Listed entries:

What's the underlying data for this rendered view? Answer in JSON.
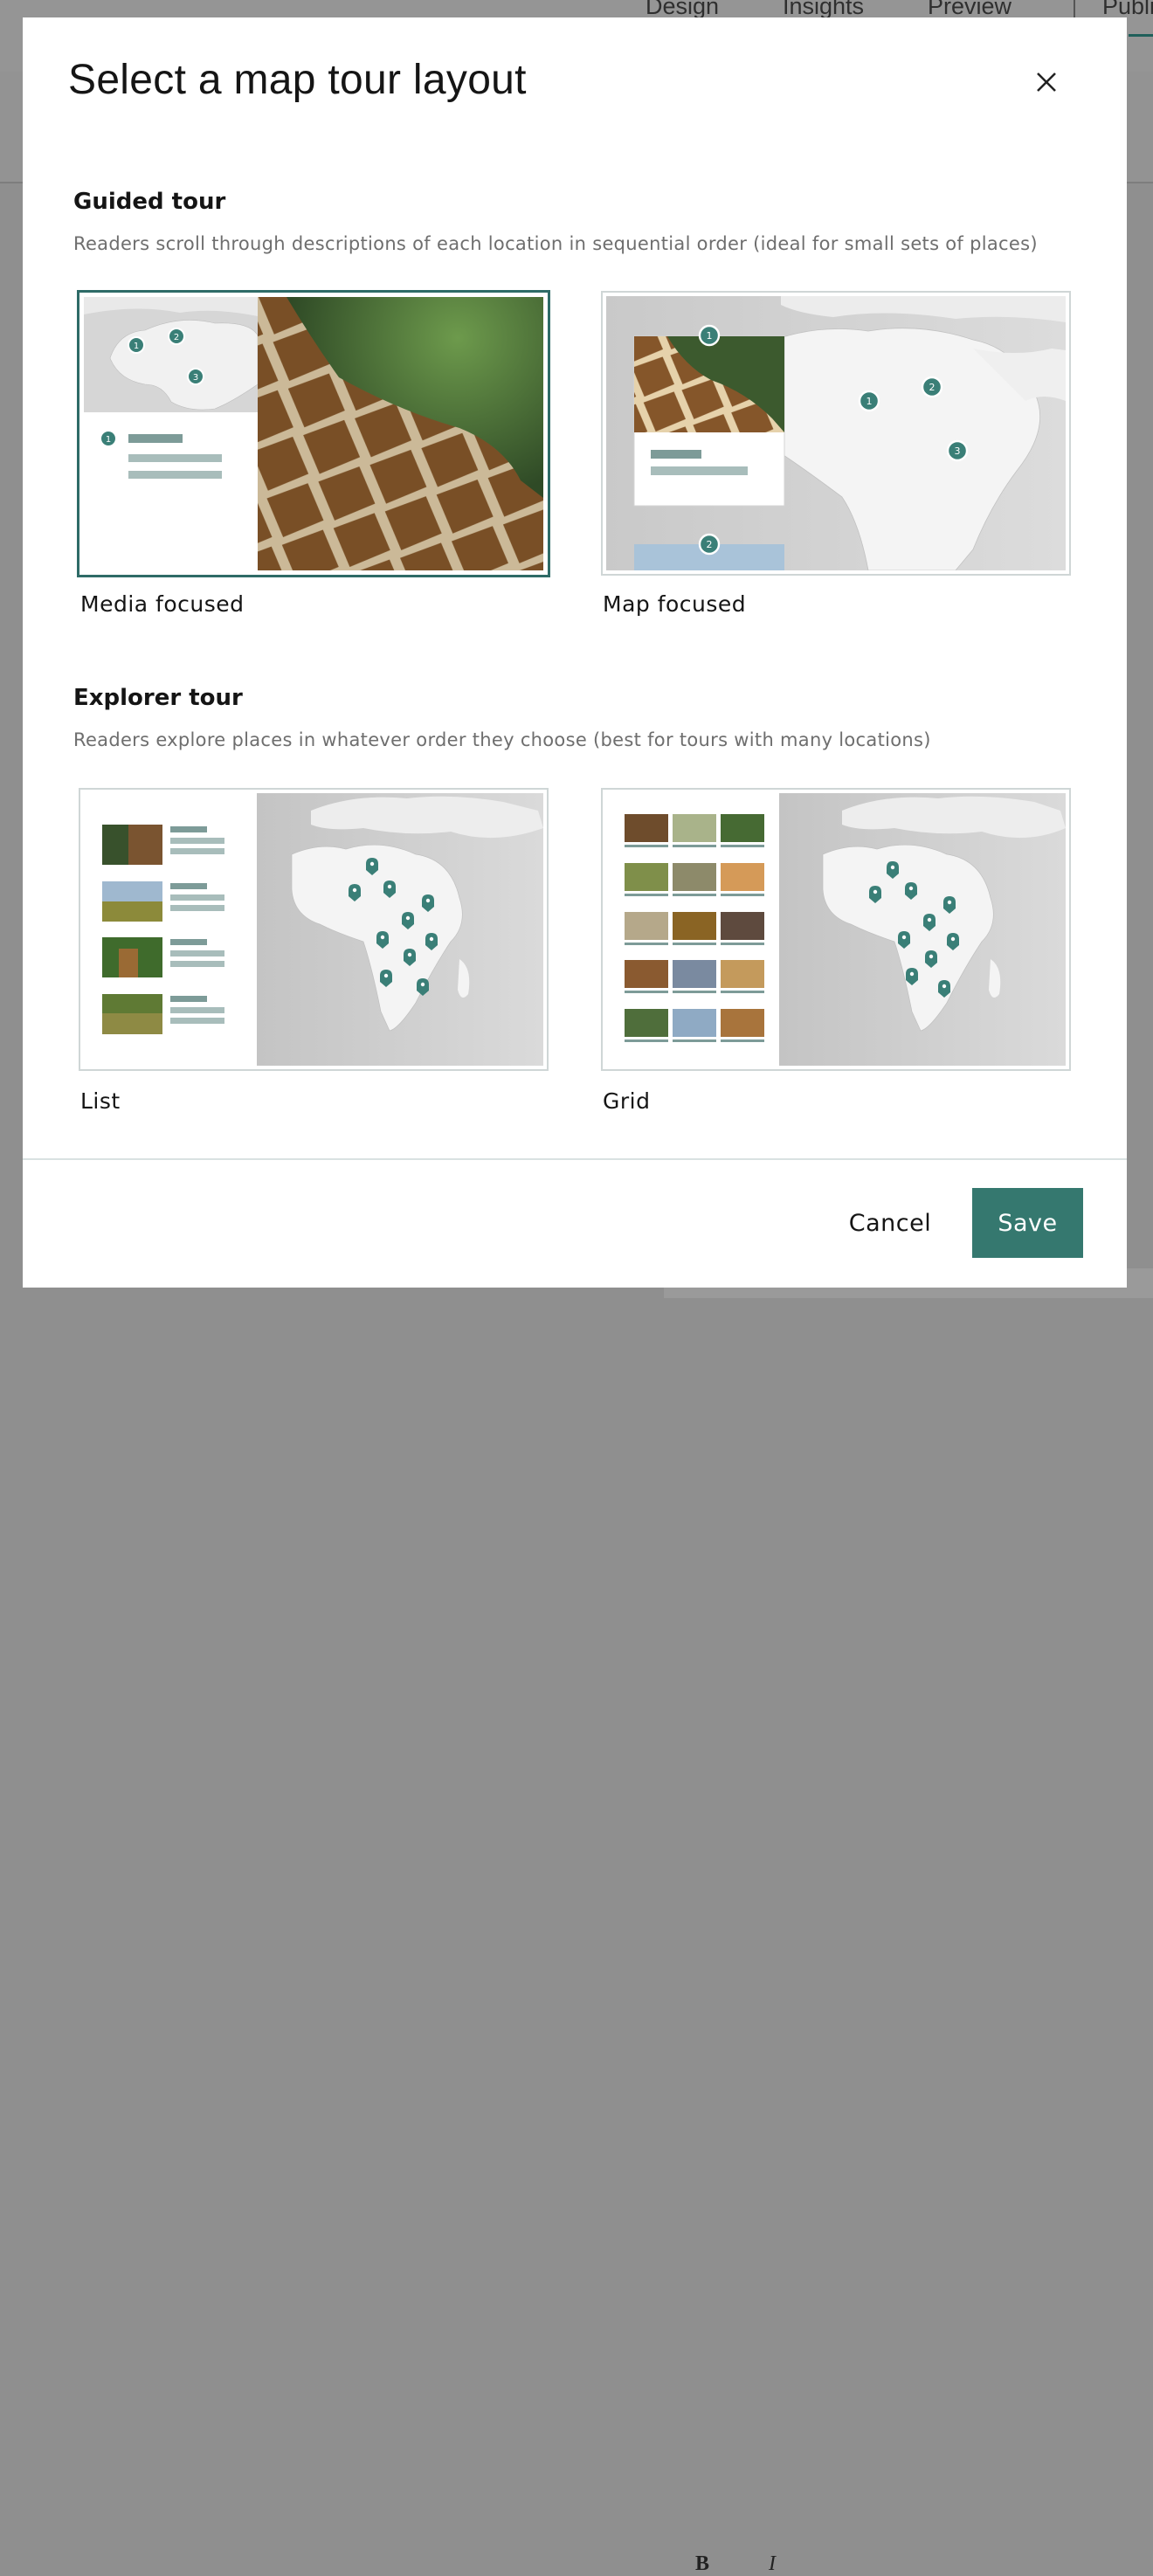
{
  "background": {
    "tabs": [
      "Design",
      "Insights",
      "Preview",
      "Publi"
    ]
  },
  "dialog": {
    "title": "Select a map tour layout",
    "close_icon": "close-icon"
  },
  "guided": {
    "heading": "Guided tour",
    "description": "Readers scroll through descriptions of each location in sequential order (ideal for small sets of places)",
    "options": [
      {
        "label": "Media focused",
        "selected": true
      },
      {
        "label": "Map focused",
        "selected": false
      }
    ]
  },
  "explorer": {
    "heading": "Explorer tour",
    "description": "Readers explore places in whatever order they choose (best for tours with many locations)",
    "options": [
      {
        "label": "List",
        "selected": false
      },
      {
        "label": "Grid",
        "selected": false
      }
    ]
  },
  "thumbnails": {
    "markers": [
      "1",
      "2",
      "3"
    ]
  },
  "footer": {
    "cancel_label": "Cancel",
    "save_label": "Save"
  },
  "colors": {
    "accent": "#35786f",
    "selected_border": "#2e6b67",
    "marker": "#3a7f77"
  }
}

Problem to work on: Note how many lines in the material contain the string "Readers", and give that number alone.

Problem solution: 2